Me and Earl and the Dying Girl – Review

me and earl and the dying girl poster

I was handed the novel Me and Earl and the Dying Girl on a Sunday afternoon. By Sunday night, I was halfway into it. I could not put the book down. I took a nap while reading the book, and upon waking up from the nap, instead of doing my usual – namely napping some more, I reached for Me and Earl and the Dying Girl so that I could keep reading it. If it wasn’t for my job getting in the way, I would have had the book finished by Monday. Instead, I completed it on Wednesday.  I then immediately wanted to see the movie.

me and earl book cover

If you are a film student, have ever been a film student or just have a passing interest in film making, I think that Me and Earl and the Dying Girl will speak to you. A major part of the story is about two friends trying to make movies that don’t suck.
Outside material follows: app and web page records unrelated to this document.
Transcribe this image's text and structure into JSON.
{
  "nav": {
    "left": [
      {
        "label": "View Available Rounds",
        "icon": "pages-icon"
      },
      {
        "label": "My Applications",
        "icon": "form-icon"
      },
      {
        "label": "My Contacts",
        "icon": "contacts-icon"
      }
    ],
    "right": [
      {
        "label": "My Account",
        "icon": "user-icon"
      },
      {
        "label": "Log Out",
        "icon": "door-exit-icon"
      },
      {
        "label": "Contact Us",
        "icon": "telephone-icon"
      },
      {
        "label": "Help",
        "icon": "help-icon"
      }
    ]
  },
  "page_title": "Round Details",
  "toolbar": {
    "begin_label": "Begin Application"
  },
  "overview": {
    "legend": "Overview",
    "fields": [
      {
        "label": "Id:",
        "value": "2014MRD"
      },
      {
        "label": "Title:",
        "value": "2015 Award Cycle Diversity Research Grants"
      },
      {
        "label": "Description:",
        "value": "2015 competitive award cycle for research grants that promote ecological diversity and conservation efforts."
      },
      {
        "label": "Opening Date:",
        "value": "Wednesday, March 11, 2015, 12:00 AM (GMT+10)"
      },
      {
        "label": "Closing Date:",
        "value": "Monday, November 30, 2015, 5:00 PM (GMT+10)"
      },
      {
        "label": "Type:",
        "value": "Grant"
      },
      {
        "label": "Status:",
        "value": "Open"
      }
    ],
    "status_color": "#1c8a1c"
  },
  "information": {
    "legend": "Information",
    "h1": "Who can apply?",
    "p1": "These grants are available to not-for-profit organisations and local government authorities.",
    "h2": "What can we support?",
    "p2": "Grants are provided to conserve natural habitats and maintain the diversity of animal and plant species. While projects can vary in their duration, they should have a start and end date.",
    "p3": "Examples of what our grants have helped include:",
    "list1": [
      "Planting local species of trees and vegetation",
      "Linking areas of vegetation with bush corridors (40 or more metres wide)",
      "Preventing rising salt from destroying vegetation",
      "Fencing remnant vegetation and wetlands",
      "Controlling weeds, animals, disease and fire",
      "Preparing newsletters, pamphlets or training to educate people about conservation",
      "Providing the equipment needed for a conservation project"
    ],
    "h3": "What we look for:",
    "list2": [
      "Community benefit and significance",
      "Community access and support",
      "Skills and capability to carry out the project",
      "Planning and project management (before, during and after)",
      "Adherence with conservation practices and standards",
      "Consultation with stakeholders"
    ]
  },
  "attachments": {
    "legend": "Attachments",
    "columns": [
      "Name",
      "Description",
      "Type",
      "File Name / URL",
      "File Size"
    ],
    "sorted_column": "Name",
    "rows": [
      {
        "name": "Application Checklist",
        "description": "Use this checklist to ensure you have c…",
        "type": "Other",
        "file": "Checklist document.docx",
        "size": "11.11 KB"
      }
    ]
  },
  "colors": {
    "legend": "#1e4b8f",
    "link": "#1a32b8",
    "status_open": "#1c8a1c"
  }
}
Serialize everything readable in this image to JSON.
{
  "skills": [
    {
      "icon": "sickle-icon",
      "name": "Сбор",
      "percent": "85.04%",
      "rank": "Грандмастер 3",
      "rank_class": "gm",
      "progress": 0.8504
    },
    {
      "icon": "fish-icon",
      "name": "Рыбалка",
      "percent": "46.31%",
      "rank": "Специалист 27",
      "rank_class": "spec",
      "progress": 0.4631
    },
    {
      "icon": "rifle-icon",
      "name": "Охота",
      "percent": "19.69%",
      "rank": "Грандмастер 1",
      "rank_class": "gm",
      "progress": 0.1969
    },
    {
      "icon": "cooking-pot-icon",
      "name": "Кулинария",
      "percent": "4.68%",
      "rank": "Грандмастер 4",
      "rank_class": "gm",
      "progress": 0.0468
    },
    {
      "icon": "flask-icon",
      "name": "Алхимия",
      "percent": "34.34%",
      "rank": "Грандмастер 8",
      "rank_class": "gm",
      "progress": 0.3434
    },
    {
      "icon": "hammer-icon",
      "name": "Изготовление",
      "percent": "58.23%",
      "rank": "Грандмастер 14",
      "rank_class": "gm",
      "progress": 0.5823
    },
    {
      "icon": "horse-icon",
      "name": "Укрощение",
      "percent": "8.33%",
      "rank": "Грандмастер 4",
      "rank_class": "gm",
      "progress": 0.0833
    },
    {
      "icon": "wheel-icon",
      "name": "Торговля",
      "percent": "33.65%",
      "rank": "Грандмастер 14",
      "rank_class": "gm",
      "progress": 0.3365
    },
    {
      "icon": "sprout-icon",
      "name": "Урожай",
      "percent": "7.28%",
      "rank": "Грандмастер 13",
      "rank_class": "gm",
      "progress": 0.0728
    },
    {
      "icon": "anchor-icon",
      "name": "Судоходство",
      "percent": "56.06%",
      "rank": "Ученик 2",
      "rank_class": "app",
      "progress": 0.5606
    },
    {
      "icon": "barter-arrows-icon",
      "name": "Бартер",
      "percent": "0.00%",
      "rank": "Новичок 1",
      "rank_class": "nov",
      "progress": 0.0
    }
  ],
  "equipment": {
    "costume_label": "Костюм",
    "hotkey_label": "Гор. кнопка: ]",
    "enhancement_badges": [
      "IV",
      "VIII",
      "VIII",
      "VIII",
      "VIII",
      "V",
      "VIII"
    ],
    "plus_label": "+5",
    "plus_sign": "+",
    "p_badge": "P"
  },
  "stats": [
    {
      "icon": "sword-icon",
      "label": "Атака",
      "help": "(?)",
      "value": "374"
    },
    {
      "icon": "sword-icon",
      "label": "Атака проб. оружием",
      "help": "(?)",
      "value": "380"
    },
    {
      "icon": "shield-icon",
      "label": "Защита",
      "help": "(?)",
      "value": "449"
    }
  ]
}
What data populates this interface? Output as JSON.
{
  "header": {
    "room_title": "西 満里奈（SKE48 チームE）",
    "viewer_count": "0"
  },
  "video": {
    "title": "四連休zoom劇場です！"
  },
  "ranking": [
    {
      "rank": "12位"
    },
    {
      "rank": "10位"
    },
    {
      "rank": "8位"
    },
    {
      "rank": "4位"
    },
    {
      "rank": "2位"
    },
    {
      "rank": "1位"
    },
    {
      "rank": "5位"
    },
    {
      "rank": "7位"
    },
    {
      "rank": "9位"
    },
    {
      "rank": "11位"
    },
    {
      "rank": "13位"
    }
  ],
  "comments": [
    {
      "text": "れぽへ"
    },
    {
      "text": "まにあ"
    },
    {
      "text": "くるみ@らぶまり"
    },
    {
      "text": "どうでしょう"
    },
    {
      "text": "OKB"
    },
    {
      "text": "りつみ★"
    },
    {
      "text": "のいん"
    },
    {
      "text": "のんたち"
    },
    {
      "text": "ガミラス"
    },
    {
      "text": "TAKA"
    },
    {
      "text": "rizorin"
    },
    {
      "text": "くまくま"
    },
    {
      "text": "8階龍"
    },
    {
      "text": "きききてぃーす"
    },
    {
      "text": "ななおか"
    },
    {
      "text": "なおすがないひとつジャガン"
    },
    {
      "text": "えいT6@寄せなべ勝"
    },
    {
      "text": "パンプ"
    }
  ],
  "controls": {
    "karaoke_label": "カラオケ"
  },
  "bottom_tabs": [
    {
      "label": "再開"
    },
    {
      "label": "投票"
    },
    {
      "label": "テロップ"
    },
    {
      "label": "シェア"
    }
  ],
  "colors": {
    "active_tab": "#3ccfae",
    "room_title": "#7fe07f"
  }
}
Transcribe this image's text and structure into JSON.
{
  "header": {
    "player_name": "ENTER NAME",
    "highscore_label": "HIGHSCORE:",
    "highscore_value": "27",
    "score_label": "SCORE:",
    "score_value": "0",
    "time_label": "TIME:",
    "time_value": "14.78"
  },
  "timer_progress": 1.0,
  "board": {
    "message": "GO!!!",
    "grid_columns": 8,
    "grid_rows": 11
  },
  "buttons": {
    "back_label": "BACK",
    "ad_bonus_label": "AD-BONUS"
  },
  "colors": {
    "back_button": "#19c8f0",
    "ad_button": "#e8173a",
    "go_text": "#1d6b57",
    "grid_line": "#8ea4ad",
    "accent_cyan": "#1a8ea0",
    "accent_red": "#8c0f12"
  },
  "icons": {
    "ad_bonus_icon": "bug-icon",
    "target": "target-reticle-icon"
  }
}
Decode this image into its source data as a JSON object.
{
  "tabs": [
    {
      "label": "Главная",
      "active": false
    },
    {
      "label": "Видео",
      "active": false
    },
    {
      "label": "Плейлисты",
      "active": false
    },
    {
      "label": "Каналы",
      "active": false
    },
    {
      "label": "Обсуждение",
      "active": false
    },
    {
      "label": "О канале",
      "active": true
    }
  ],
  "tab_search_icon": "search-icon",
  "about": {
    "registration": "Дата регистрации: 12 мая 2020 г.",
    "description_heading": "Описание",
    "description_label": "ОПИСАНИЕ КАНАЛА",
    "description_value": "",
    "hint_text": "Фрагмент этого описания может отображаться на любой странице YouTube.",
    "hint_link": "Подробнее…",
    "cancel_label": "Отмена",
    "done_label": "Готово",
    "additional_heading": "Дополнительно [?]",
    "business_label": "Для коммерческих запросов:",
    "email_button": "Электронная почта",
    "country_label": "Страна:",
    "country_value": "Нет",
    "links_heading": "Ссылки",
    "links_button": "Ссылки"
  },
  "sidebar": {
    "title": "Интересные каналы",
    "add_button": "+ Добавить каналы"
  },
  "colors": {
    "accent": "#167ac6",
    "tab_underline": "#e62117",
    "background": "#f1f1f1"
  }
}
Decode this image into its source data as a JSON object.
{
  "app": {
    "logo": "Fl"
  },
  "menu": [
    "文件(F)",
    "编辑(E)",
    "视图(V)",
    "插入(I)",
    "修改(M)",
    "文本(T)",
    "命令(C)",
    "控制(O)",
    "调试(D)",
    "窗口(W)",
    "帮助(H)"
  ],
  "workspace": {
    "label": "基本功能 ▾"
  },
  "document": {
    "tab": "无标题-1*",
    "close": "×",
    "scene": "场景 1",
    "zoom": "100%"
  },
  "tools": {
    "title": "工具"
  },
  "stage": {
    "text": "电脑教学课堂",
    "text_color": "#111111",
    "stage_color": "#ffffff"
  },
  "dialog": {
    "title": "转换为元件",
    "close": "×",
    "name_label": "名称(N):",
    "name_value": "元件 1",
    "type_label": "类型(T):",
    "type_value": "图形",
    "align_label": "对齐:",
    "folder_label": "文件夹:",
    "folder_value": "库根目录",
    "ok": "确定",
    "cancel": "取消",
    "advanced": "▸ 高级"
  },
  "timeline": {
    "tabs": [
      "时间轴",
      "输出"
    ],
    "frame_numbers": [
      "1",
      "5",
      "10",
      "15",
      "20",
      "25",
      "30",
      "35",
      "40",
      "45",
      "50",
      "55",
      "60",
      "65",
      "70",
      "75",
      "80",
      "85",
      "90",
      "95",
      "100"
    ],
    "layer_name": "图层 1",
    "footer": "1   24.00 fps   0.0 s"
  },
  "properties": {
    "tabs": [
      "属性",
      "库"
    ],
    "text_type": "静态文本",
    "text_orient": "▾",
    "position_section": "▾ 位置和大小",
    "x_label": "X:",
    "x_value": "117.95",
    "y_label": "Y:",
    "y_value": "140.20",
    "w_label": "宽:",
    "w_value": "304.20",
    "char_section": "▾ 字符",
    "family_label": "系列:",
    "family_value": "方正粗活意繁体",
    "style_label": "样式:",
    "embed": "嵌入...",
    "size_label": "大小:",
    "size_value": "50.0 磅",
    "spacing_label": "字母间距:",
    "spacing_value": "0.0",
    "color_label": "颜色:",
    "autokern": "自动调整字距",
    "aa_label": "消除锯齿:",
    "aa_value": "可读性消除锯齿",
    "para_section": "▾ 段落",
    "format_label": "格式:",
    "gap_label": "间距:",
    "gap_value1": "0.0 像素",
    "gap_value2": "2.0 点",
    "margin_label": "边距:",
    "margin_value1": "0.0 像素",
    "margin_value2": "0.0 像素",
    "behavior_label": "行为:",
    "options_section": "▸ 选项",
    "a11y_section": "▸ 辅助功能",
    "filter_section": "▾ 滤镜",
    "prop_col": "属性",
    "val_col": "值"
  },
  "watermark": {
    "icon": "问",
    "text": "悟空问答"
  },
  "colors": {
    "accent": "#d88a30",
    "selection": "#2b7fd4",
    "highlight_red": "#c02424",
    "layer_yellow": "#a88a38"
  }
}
In the book, the suck factor is definitely there, but in the movie, it seems that the suckiness of their projects is all in their heads. The biggest change from book to movie may be the quality of Greg and Earl’s movies. In the books, they’re legitimately bad. In the movie, they’re legitimately good, just with the punniest names ever (another good thing in my opinion). Someone told me that an entire second team created these 40-something shorts at the same time that the main movie was being shot. It’s amazing how well the movies come together. I loved them so much. I hope that when the DVD of the movie is released, we’ll have a special feature that shows us extended versions of all of these snippets. They were fantastic.

sockwork orange

Which brings me back to why I think this book and movie would be enjoyed by current and former film students. Greg and Earl suffer for their art, both from their peers not getting it, and from their own self-doubts. This is the kind of self-doubt that plagues all creative types.

earl and greg

I think a big reason why the movie works so well is that the original writer of Me and Earl and the Dying Girl, Jesse Andrews, also wrote the screenplay. The movie makes a few changes from the book. Some of them are great, like the introduction of Ill Phil, who may be my favorite ridiculous character of 2015. Some of the changes are baffling, like the changing of the name of the fictitious high school in the novel to the real life Shenley High, while also changing the name of the real life University of Pittsburgh in the novel to the fake Pittsburgh State for the movie. Why change one school to a real name while changing the other to a fake name? One interesting change was the changing the look of Rachel with casting of Olivia Cooke in the role of the titular dying girl. In the book, Rachel is a Plain Jane type, but in the movie, she has a hipster-cool look to her.  It was little weird that an actress was cast for Rachel who was just as pretty as the one cast for that of the school hottie who is supposed to be so good looking that she-might-be-dating-a-Pittsburgh-Steeler, Madison. Not to say that the actress who plays Madison, Katherine C. Hughes, isn’t good looking. They just really Hermionied up Rachel for the movie. And Madison looks really young, like “Hey Pittsburgh Steeler, why are you dating this child?” young.

Rachel (left) and Madison (right)

Rachel (left) and Madison (right)

Nick Offerman is perfect as Earl’s dad. He’s not in the movie much, but he steals the scenes he’s in.

nick offerman cat

The city of Pittsburgh has a big place in my heart, so it was great seeing many familiar Pittsburgh sites while watching the movie. Of note, I almost leaped out of my seat when I realized Greg and Earl were shopping at Copacetic Comics, a great indie comic book store in Pittsburgh, and even more excited when the next time they were shown shopping at Copacetic, Bill from Copacetic was the one behind the counter. It’s little details like that that matter a lot. I wonder if Jesse Andrews is an Copacetic regular.

copacetic comics

One great improvement to the movie over the book was the character of Rachel. Andrews does a great job in the screenplay of going deeper with Rachel than he did in the novel. She’s more a fully developed individual here than she is in the book. In the book, she just exists almost as a plot device, but in the movie, she’s given form and feeling, and even her own sense of style.

rachel me and earl and the dying girl

Both the book and the movie have me wanting to see Aguirre, the Wrath of God, and I’m guessing by the end of Me and Earl and the Dying Girl, you will too. When was the last time any piece of fiction made you feel that way about a Werner Herzog movie?

aguirre poster